### Exercise aim
In full and without alteration, print the records below, minus any images.

### Records provided
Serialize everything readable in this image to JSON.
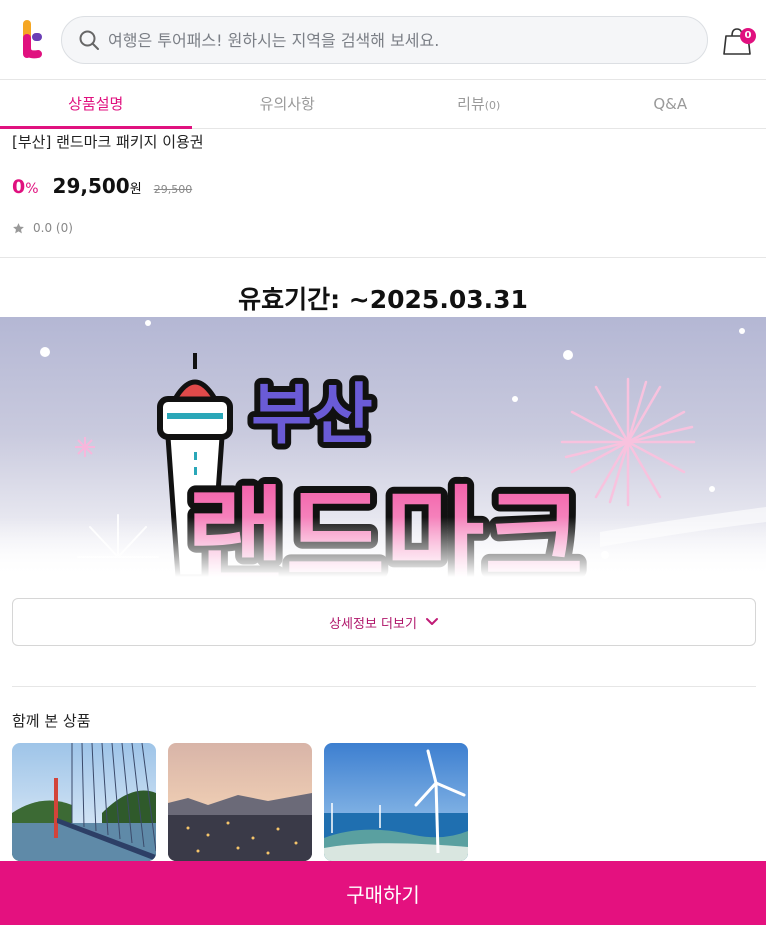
{
  "header": {
    "search_placeholder": "여행은 투어패스! 원하시는 지역을 검색해 보세요.",
    "cart_count": "0"
  },
  "tabs": [
    {
      "label": "상품설명",
      "active": true
    },
    {
      "label": "유의사항"
    },
    {
      "label": "리뷰",
      "count": "(0)"
    },
    {
      "label": "Q&A"
    }
  ],
  "product": {
    "title": "[부산] 랜드마크 패키지 이용권",
    "discount": "0",
    "discount_unit": "%",
    "price": "29,500",
    "price_unit": "원",
    "original_price": "29,500",
    "rating": "0.0",
    "review_count": "(0)"
  },
  "validity": "유효기간: ~2025.03.31",
  "banner": {
    "line1": "부산",
    "line2": "랜드마크"
  },
  "more_button": "상세정보 더보기",
  "together": {
    "title": "함께 본 상품"
  },
  "buy_button": "구매하기",
  "colors": {
    "accent": "#e0117f",
    "buy_bar": "#e4117f"
  }
}
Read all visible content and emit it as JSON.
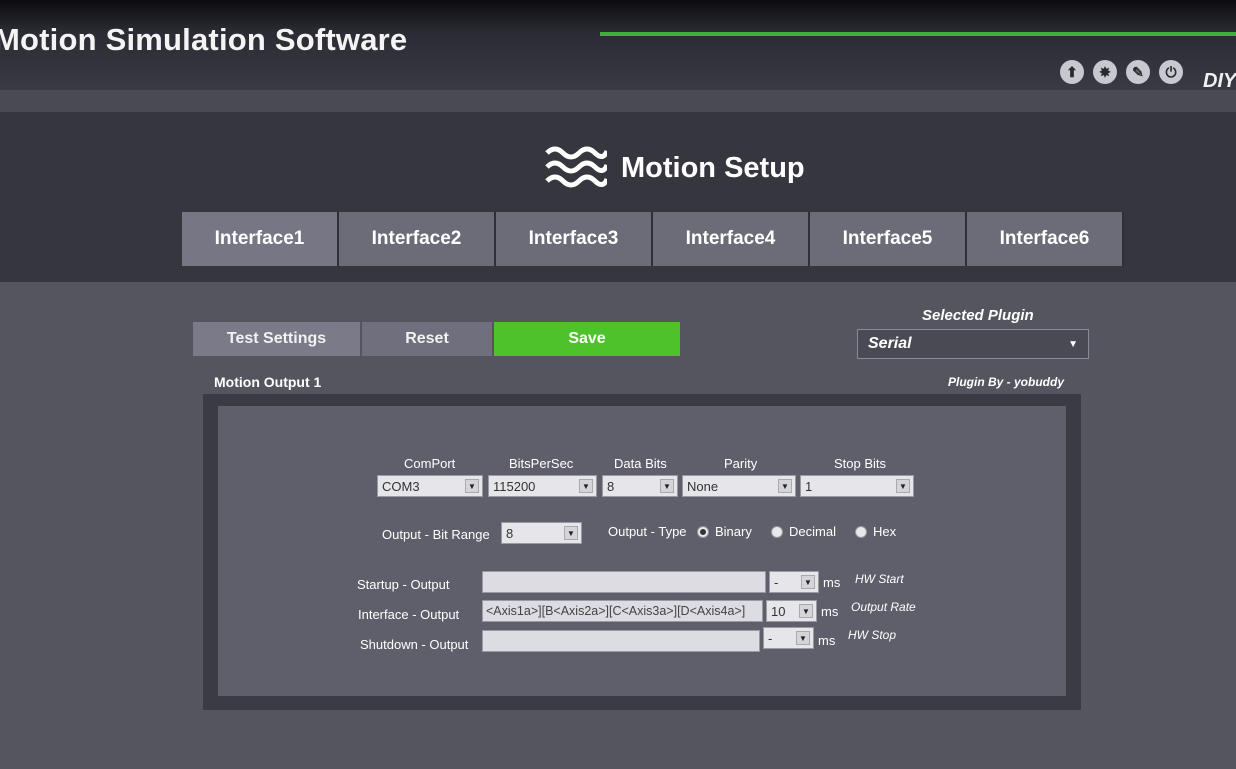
{
  "app": {
    "title": "Motion Simulation Software",
    "brand_partial": "DIY"
  },
  "top_icons": [
    "upload-icon",
    "sparkle-icon",
    "pencil-icon",
    "power-icon"
  ],
  "header": {
    "title": "Motion Setup",
    "icon": "waves-icon"
  },
  "tabs": [
    {
      "label": "Interface1"
    },
    {
      "label": "Interface2"
    },
    {
      "label": "Interface3"
    },
    {
      "label": "Interface4"
    },
    {
      "label": "Interface5"
    },
    {
      "label": "Interface6"
    }
  ],
  "actions": {
    "test_label": "Test Settings",
    "reset_label": "Reset",
    "save_label": "Save"
  },
  "plugin": {
    "label": "Selected Plugin",
    "value": "Serial",
    "by": "Plugin By - yobuddy"
  },
  "section": {
    "title": "Motion Output 1"
  },
  "serial": {
    "comport_label": "ComPort",
    "comport_value": "COM3",
    "bits_label": "BitsPerSec",
    "bits_value": "115200",
    "databits_label": "Data Bits",
    "databits_value": "8",
    "parity_label": "Parity",
    "parity_value": "None",
    "stopbits_label": "Stop Bits",
    "stopbits_value": "1"
  },
  "output": {
    "bitrange_label": "Output - Bit Range",
    "bitrange_value": "8",
    "type_label": "Output - Type",
    "selected_type": "Binary",
    "types": [
      "Binary",
      "Decimal",
      "Hex"
    ]
  },
  "rows": {
    "startup_label": "Startup - Output",
    "startup_value": "",
    "startup_ms": "-",
    "startup_hint": "HW Start",
    "interface_label": "Interface - Output",
    "interface_value": "<Axis1a>][B<Axis2a>][C<Axis3a>][D<Axis4a>]",
    "interface_ms": "10",
    "interface_hint": "Output Rate",
    "shutdown_label": "Shutdown - Output",
    "shutdown_value": "",
    "shutdown_ms": "-",
    "shutdown_hint": "HW Stop",
    "ms_unit": "ms"
  },
  "colors": {
    "accent_green": "#4ec22a",
    "title_bar_green": "#3fae3a"
  }
}
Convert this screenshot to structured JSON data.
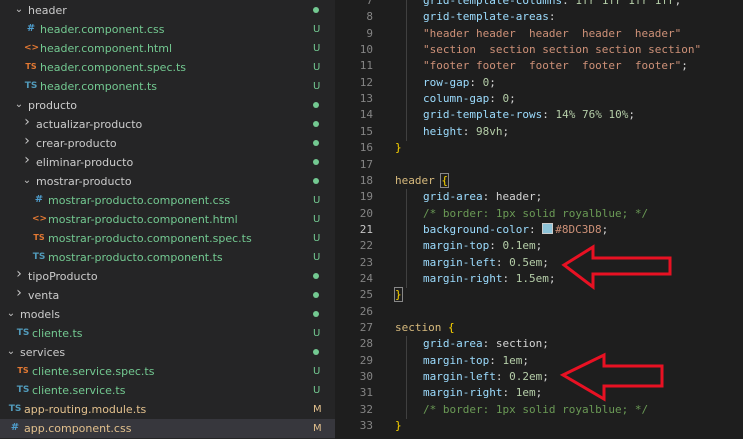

### Output of the task
Serialize everything readable in this image to JSON.
{
  "header": {
    "search_placeholder": "여행은 투어패스! 원하시는 지역을 검색해 보세요.",
    "cart_count": "0"
  },
  "tabs": [
    {
      "label": "상품설명",
      "active": true
    },
    {
      "label": "유의사항"
    },
    {
      "label": "리뷰",
      "count": "(0)"
    },
    {
      "label": "Q&A"
    }
  ],
  "product": {
    "title": "[부산] 랜드마크 패키지 이용권",
    "discount": "0",
    "discount_unit": "%",
    "price": "29,500",
    "price_unit": "원",
    "original_price": "29,500",
    "rating": "0.0",
    "review_count": "(0)"
  },
  "validity": "유효기간: ~2025.03.31",
  "banner": {
    "line1": "부산",
    "line2": "랜드마크"
  },
  "more_button": "상세정보 더보기",
  "together": {
    "title": "함께 본 상품"
  },
  "buy_button": "구매하기",
  "colors": {
    "accent": "#e0117f",
    "buy_bar": "#e4117f"
  }
}
Read all visible content and emit it as JSON.
{
  "app": {
    "title": "Motion Simulation Software",
    "brand_partial": "DIY"
  },
  "top_icons": [
    "upload-icon",
    "sparkle-icon",
    "pencil-icon",
    "power-icon"
  ],
  "header": {
    "title": "Motion Setup",
    "icon": "waves-icon"
  },
  "tabs": [
    {
      "label": "Interface1"
    },
    {
      "label": "Interface2"
    },
    {
      "label": "Interface3"
    },
    {
      "label": "Interface4"
    },
    {
      "label": "Interface5"
    },
    {
      "label": "Interface6"
    }
  ],
  "actions": {
    "test_label": "Test Settings",
    "reset_label": "Reset",
    "save_label": "Save"
  },
  "plugin": {
    "label": "Selected Plugin",
    "value": "Serial",
    "by": "Plugin By - yobuddy"
  },
  "section": {
    "title": "Motion Output 1"
  },
  "serial": {
    "comport_label": "ComPort",
    "comport_value": "COM3",
    "bits_label": "BitsPerSec",
    "bits_value": "115200",
    "databits_label": "Data Bits",
    "databits_value": "8",
    "parity_label": "Parity",
    "parity_value": "None",
    "stopbits_label": "Stop Bits",
    "stopbits_value": "1"
  },
  "output": {
    "bitrange_label": "Output - Bit Range",
    "bitrange_value": "8",
    "type_label": "Output - Type",
    "selected_type": "Binary",
    "types": [
      "Binary",
      "Decimal",
      "Hex"
    ]
  },
  "rows": {
    "startup_label": "Startup - Output",
    "startup_value": "",
    "startup_ms": "-",
    "startup_hint": "HW Start",
    "interface_label": "Interface - Output",
    "interface_value": "<Axis1a>][B<Axis2a>][C<Axis3a>][D<Axis4a>]",
    "interface_ms": "10",
    "interface_hint": "Output Rate",
    "shutdown_label": "Shutdown - Output",
    "shutdown_value": "",
    "shutdown_ms": "-",
    "shutdown_hint": "HW Stop",
    "ms_unit": "ms"
  },
  "colors": {
    "accent_green": "#4ec22a",
    "title_bar_green": "#3fae3a"
  }
}
Convert this screenshot to structured JSON data.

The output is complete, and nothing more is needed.